The “only one letterbox” appears such a ludicrous notion that today’s 18-year-old Corbyn enthusiast may not realise its implications. You’ve got black cabs, why do you need Uber or Lyft? There’s one telephone in your house (wired up to one spot which you had no say in selecting, and run by the Post Office). No need for another, let alone one with Candy Crush on it. There’s one gas company, one electricity provider, one water supplier, one steel company, one ports authority, one aerospace manufacturer. There’s one car – unfortunately it’s made by British Leyland, but think yourself lucky you’re not in East Germany, or it would be a Trabant. As CapX’s editor Oliver Wiseman tweeted: “We all have one mouth. It makes sense to have one sandwich shop to make the food we need to fill it.”
All right, you may think that one is too much. But the others are equally silly, aren’t they? Not to Corbyn. In fact, he expressly went on to say: “Likewise, the idea that you have competition in water supplies is a little odd when there is only one water pipe comes to each house.”
When Corbyn was 18 and had already adopted the political views which, even then, were absurdly outdated and had demonstrably failed in every single place and occasion where they’d been tried, all the examples above were in government ownership, and most of them were monopolies. In those days, the government even owned the package holiday firm Thomas Cook (privatised 1972) and the removal company Pickford’s (privatised 1982), for heaven’s sake. Though we did have three – three, count ’em! – television channels.
Corbyn’s “one-size fits all” approach ought to seem ridiculous, even if no one would laugh if they had to live in a country that operated that way. But he’s not joking; he really seems to think that all the reforms, the improvements in living standards, the economic growth and consumer choice of the last 40 years were a mistake, and that the state-run companies of Britain (then known as ‘the sick man of Europe”) were better. He doesn’t seem to realise that it is exactly the market – the existence of choice and competition – which led to those improvements, which drove innovation, drove up living standards, and drove down prices. It’s as simple as the fact that a range of shops offer a wider range of goods, services and prices, while Corbyn’s logic is to wonder: “who would want more than one shop?”

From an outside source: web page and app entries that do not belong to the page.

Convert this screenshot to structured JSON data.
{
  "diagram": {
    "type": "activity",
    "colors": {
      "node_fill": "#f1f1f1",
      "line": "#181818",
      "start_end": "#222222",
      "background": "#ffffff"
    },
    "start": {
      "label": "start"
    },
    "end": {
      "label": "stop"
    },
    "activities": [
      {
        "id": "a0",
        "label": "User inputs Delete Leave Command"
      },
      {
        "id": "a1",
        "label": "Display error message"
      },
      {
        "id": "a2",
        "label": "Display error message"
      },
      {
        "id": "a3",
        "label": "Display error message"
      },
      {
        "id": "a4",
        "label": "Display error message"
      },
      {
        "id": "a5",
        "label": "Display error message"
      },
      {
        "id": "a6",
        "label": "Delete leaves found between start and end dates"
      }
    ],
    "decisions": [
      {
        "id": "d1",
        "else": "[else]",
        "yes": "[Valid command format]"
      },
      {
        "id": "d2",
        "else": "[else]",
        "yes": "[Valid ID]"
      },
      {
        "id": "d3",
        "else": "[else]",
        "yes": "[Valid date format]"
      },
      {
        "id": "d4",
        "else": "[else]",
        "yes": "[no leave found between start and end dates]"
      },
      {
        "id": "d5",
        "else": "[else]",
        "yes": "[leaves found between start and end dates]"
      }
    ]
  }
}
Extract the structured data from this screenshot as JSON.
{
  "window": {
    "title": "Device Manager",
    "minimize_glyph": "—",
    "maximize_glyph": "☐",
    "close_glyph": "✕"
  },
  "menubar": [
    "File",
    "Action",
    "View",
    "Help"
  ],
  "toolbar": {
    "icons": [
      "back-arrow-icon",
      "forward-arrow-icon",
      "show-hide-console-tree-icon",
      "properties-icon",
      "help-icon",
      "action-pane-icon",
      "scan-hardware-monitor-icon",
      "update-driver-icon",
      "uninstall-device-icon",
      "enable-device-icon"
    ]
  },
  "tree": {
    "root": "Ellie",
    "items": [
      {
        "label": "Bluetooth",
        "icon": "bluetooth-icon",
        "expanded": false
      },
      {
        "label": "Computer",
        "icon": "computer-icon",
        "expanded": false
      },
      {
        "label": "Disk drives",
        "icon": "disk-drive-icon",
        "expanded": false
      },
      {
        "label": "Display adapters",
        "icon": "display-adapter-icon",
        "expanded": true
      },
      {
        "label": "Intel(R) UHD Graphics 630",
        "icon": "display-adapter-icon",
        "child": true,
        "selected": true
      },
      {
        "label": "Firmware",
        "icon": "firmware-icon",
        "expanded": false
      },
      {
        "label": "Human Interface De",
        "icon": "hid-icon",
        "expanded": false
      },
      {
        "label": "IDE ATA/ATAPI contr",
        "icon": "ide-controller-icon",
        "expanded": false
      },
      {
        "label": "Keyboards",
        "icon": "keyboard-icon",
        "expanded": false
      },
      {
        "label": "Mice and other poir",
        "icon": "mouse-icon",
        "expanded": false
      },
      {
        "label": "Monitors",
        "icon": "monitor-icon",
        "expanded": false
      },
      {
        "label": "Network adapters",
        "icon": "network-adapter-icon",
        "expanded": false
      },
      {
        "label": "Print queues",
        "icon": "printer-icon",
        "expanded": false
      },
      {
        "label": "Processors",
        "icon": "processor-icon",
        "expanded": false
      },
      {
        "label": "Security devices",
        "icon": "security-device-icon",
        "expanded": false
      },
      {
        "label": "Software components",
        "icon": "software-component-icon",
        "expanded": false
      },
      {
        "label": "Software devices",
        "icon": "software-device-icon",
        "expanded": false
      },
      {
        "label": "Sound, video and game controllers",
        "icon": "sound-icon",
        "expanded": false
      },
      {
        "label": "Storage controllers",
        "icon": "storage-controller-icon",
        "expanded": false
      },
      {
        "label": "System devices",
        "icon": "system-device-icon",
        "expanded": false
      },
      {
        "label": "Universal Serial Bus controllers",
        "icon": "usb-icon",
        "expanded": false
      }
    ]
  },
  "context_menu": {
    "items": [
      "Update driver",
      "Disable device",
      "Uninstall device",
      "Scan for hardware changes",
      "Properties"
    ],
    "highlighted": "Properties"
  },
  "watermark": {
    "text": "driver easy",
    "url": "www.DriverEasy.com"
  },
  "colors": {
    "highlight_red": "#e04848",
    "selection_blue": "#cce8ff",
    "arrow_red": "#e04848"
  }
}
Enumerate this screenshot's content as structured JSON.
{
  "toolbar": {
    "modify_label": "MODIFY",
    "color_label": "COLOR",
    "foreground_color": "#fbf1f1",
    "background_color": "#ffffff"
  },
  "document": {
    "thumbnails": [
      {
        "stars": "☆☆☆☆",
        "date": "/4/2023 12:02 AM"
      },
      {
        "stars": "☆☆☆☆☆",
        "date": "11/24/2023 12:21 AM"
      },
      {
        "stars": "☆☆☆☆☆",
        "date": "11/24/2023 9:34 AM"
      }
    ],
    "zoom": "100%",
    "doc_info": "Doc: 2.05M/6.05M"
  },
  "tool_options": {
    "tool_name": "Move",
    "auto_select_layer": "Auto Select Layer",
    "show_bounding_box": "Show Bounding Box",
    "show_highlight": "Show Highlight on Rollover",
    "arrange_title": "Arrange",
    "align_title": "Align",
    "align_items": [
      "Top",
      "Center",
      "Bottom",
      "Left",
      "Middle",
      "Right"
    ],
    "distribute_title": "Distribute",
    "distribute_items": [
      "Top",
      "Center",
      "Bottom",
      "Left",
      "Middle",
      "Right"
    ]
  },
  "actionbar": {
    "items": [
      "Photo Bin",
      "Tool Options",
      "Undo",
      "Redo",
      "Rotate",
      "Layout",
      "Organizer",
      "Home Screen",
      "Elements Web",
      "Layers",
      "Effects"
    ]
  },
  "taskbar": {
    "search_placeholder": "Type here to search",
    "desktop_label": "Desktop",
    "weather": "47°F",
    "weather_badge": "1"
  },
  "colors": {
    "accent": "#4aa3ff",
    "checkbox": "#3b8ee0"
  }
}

What we certainly only have one of is the future, and most of us who remember the 1970s rather differently from Corbyn’s rose-tinted socialist vision would prefer to stick with choice.